The next photo shows BOAC Chairman, Sir Miles Thomas looking at an aircraft model with Mr Scott-Hill, Chairman of the Airways Aero Club Denham and opposite Mr Lobley, Managing Director of the Airways Aero Association presumably with his family. To complete the hierarchy, Mr Whitney-Straight, Deputy Chairman of BOAC can be seen second from the right.

lawrence hole
1st Feb 2014, 09:49

1st Feb 2014, 10:06
The tall third person on the left is the late Harold Blank. He was Austrian by birth and worked for BEA at Ruislip. His leisure time revolved around the flying club where he was a part-time instructor. When he died, he had a genuine 3,000 plus hours in his logbook, which for a part-timer was no mean achievement.

Allan Lupton
1st Feb 2014, 10:44
I'd say that it's Diana Barnato Walker next to Whitney Straight

lawrence hole
1st Feb 2014, 15:10
I am unable to see any likeness from early pictures of Diana Barnato Walker.
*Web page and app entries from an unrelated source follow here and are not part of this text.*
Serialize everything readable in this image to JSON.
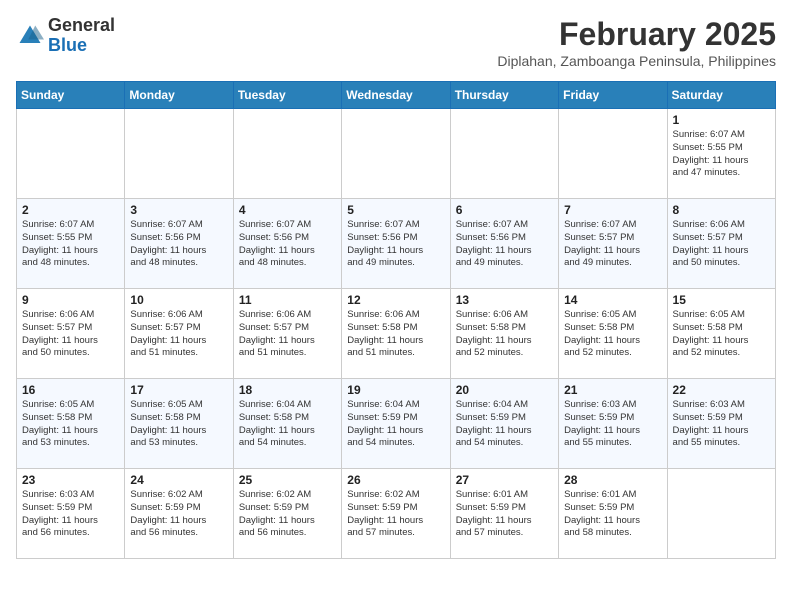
{
  "header": {
    "logo_general": "General",
    "logo_blue": "Blue",
    "month_year": "February 2025",
    "location": "Diplahan, Zamboanga Peninsula, Philippines"
  },
  "weekdays": [
    "Sunday",
    "Monday",
    "Tuesday",
    "Wednesday",
    "Thursday",
    "Friday",
    "Saturday"
  ],
  "weeks": [
    [
      {
        "day": "",
        "info": ""
      },
      {
        "day": "",
        "info": ""
      },
      {
        "day": "",
        "info": ""
      },
      {
        "day": "",
        "info": ""
      },
      {
        "day": "",
        "info": ""
      },
      {
        "day": "",
        "info": ""
      },
      {
        "day": "1",
        "info": "Sunrise: 6:07 AM\nSunset: 5:55 PM\nDaylight: 11 hours\nand 47 minutes."
      }
    ],
    [
      {
        "day": "2",
        "info": "Sunrise: 6:07 AM\nSunset: 5:55 PM\nDaylight: 11 hours\nand 48 minutes."
      },
      {
        "day": "3",
        "info": "Sunrise: 6:07 AM\nSunset: 5:56 PM\nDaylight: 11 hours\nand 48 minutes."
      },
      {
        "day": "4",
        "info": "Sunrise: 6:07 AM\nSunset: 5:56 PM\nDaylight: 11 hours\nand 48 minutes."
      },
      {
        "day": "5",
        "info": "Sunrise: 6:07 AM\nSunset: 5:56 PM\nDaylight: 11 hours\nand 49 minutes."
      },
      {
        "day": "6",
        "info": "Sunrise: 6:07 AM\nSunset: 5:56 PM\nDaylight: 11 hours\nand 49 minutes."
      },
      {
        "day": "7",
        "info": "Sunrise: 6:07 AM\nSunset: 5:57 PM\nDaylight: 11 hours\nand 49 minutes."
      },
      {
        "day": "8",
        "info": "Sunrise: 6:06 AM\nSunset: 5:57 PM\nDaylight: 11 hours\nand 50 minutes."
      }
    ],
    [
      {
        "day": "9",
        "info": "Sunrise: 6:06 AM\nSunset: 5:57 PM\nDaylight: 11 hours\nand 50 minutes."
      },
      {
        "day": "10",
        "info": "Sunrise: 6:06 AM\nSunset: 5:57 PM\nDaylight: 11 hours\nand 51 minutes."
      },
      {
        "day": "11",
        "info": "Sunrise: 6:06 AM\nSunset: 5:57 PM\nDaylight: 11 hours\nand 51 minutes."
      },
      {
        "day": "12",
        "info": "Sunrise: 6:06 AM\nSunset: 5:58 PM\nDaylight: 11 hours\nand 51 minutes."
      },
      {
        "day": "13",
        "info": "Sunrise: 6:06 AM\nSunset: 5:58 PM\nDaylight: 11 hours\nand 52 minutes."
      },
      {
        "day": "14",
        "info": "Sunrise: 6:05 AM\nSunset: 5:58 PM\nDaylight: 11 hours\nand 52 minutes."
      },
      {
        "day": "15",
        "info": "Sunrise: 6:05 AM\nSunset: 5:58 PM\nDaylight: 11 hours\nand 52 minutes."
      }
    ],
    [
      {
        "day": "16",
        "info": "Sunrise: 6:05 AM\nSunset: 5:58 PM\nDaylight: 11 hours\nand 53 minutes."
      },
      {
        "day": "17",
        "info": "Sunrise: 6:05 AM\nSunset: 5:58 PM\nDaylight: 11 hours\nand 53 minutes."
      },
      {
        "day": "18",
        "info": "Sunrise: 6:04 AM\nSunset: 5:58 PM\nDaylight: 11 hours\nand 54 minutes."
      },
      {
        "day": "19",
        "info": "Sunrise: 6:04 AM\nSunset: 5:59 PM\nDaylight: 11 hours\nand 54 minutes."
      },
      {
        "day": "20",
        "info": "Sunrise: 6:04 AM\nSunset: 5:59 PM\nDaylight: 11 hours\nand 54 minutes."
      },
      {
        "day": "21",
        "info": "Sunrise: 6:03 AM\nSunset: 5:59 PM\nDaylight: 11 hours\nand 55 minutes."
      },
      {
        "day": "22",
        "info": "Sunrise: 6:03 AM\nSunset: 5:59 PM\nDaylight: 11 hours\nand 55 minutes."
      }
    ],
    [
      {
        "day": "23",
        "info": "Sunrise: 6:03 AM\nSunset: 5:59 PM\nDaylight: 11 hours\nand 56 minutes."
      },
      {
        "day": "24",
        "info": "Sunrise: 6:02 AM\nSunset: 5:59 PM\nDaylight: 11 hours\nand 56 minutes."
      },
      {
        "day": "25",
        "info": "Sunrise: 6:02 AM\nSunset: 5:59 PM\nDaylight: 11 hours\nand 56 minutes."
      },
      {
        "day": "26",
        "info": "Sunrise: 6:02 AM\nSunset: 5:59 PM\nDaylight: 11 hours\nand 57 minutes."
      },
      {
        "day": "27",
        "info": "Sunrise: 6:01 AM\nSunset: 5:59 PM\nDaylight: 11 hours\nand 57 minutes."
      },
      {
        "day": "28",
        "info": "Sunrise: 6:01 AM\nSunset: 5:59 PM\nDaylight: 11 hours\nand 58 minutes."
      },
      {
        "day": "",
        "info": ""
      }
    ]
  ]
}
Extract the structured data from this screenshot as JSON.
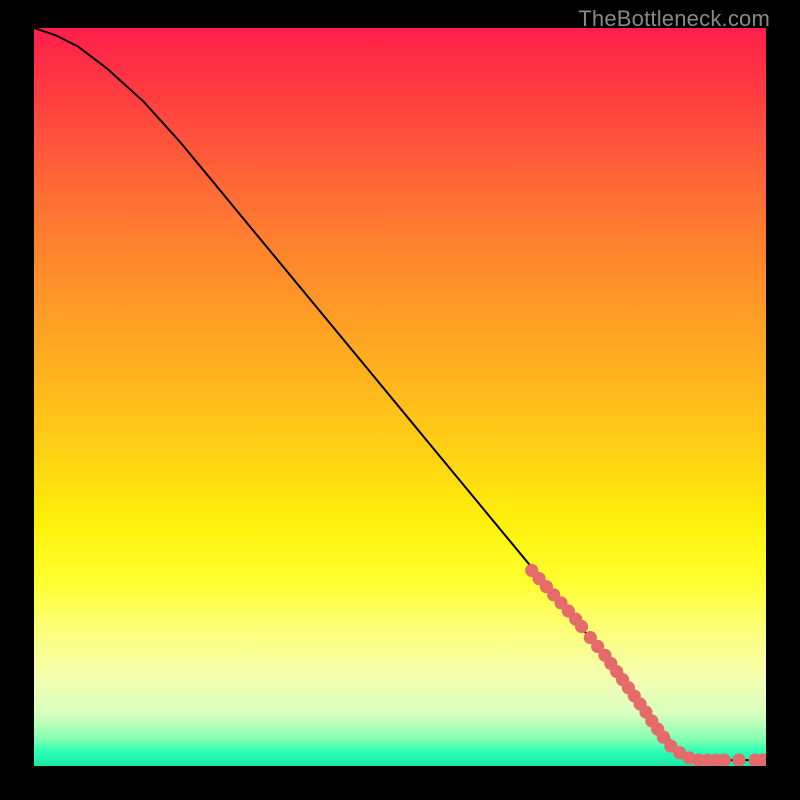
{
  "watermark": "TheBottleneck.com",
  "colors": {
    "curve": "#000000",
    "dot_fill": "#e56b6b",
    "dot_stroke": "#e56b6b",
    "gradient_top": "#ff1e4a",
    "gradient_mid": "#ffff30",
    "gradient_bottom": "#19e8a5"
  },
  "chart_data": {
    "type": "line",
    "title": "",
    "xlabel": "",
    "ylabel": "",
    "xlim": [
      0,
      100
    ],
    "ylim": [
      0,
      100
    ],
    "grid": false,
    "series": [
      {
        "name": "curve",
        "x": [
          0,
          3,
          6,
          10,
          15,
          20,
          25,
          30,
          35,
          40,
          45,
          50,
          55,
          60,
          65,
          70,
          75,
          80,
          82,
          84,
          86,
          88,
          90,
          92,
          94,
          96,
          98,
          100
        ],
        "y": [
          100,
          99,
          97.5,
          94.5,
          90,
          84.5,
          78.5,
          72.5,
          66.5,
          60.5,
          54.5,
          48.5,
          42.5,
          36.5,
          30.5,
          24.5,
          18.5,
          12.5,
          10,
          7,
          4.5,
          2.3,
          1.2,
          0.8,
          0.8,
          0.8,
          0.8,
          0.8
        ]
      }
    ],
    "dots": {
      "name": "highlighted-points",
      "points": [
        {
          "x": 68,
          "y": 26.5
        },
        {
          "x": 69,
          "y": 25.4
        },
        {
          "x": 70,
          "y": 24.3
        },
        {
          "x": 71,
          "y": 23.2
        },
        {
          "x": 72,
          "y": 22.1
        },
        {
          "x": 73,
          "y": 21.0
        },
        {
          "x": 74,
          "y": 19.9
        },
        {
          "x": 74.8,
          "y": 18.9
        },
        {
          "x": 76,
          "y": 17.4
        },
        {
          "x": 77,
          "y": 16.2
        },
        {
          "x": 78,
          "y": 15.0
        },
        {
          "x": 78.8,
          "y": 13.9
        },
        {
          "x": 79.6,
          "y": 12.8
        },
        {
          "x": 80.4,
          "y": 11.7
        },
        {
          "x": 81.2,
          "y": 10.6
        },
        {
          "x": 82,
          "y": 9.5
        },
        {
          "x": 82.8,
          "y": 8.4
        },
        {
          "x": 83.6,
          "y": 7.3
        },
        {
          "x": 84.4,
          "y": 6.1
        },
        {
          "x": 85.2,
          "y": 5.0
        },
        {
          "x": 86,
          "y": 3.9
        },
        {
          "x": 87,
          "y": 2.7
        },
        {
          "x": 88.2,
          "y": 1.8
        },
        {
          "x": 89.5,
          "y": 1.1
        },
        {
          "x": 90.8,
          "y": 0.8
        },
        {
          "x": 92,
          "y": 0.8
        },
        {
          "x": 93.2,
          "y": 0.8
        },
        {
          "x": 94.3,
          "y": 0.8
        },
        {
          "x": 96.3,
          "y": 0.8
        },
        {
          "x": 98.5,
          "y": 0.8
        },
        {
          "x": 99.5,
          "y": 0.8
        }
      ],
      "radius_data_units": 0.9
    }
  }
}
It seems most likely to be Whitney-Straight's wife as it was an official BOAC function.

lawrence hole
2nd Feb 2014, 09:51
The person on the far left looks like Mr L.Wenman, the CFI at Denham Airfield at the time, although why he appears in white overalls is odd.

lawrence hole
2nd Feb 2014, 10:02
The second person next to him in white overalls also looks like Mr D.Wright,
deputy CFI judging from the AAA archive photos ,which makes sense.

lawrence hole
6th Feb 2014, 12:16
Question remaining is who is the bespectacled gentleman with the on the far right with an official tag on his coat collar, could he be one of the BOAC board of directors ?

16th Jul 2022, 13:34
It looks like Leslie (Mike) Pace, Recruitment Manager for BOAC. He was my Step-Father, who later married my late Mother, Catherine Pace (formerly Kitching, Maiden name Long) in about 1958. She, too, had worked for BOAC: in Comet Accounts. I believe he had interviewed her, as head of recruitment, or at least knew of her through the recruitment process. They were happily married for more than 25 years.
He had a fascinating history: starting in Aviation as an Engineer with either A.T & T. or Instone Airways, later working with Imperial Airways. I remember him attending Sopwith Apprentices Dinners, although he was never an Apprentice: being with Sopwiths as an ‘Improver’. He was awarded an MBE for his part in moving staff, etc., from Bristol to the new Heathrow. He knew everyone and could well have been longer in aviation than anyone else in BOAC at that time. Because of his very low Staff Number he was able to travel anywhere, with guaranteed seats, anywhere in the World. My Mother’s first ever trip abroad was with him to Barbados.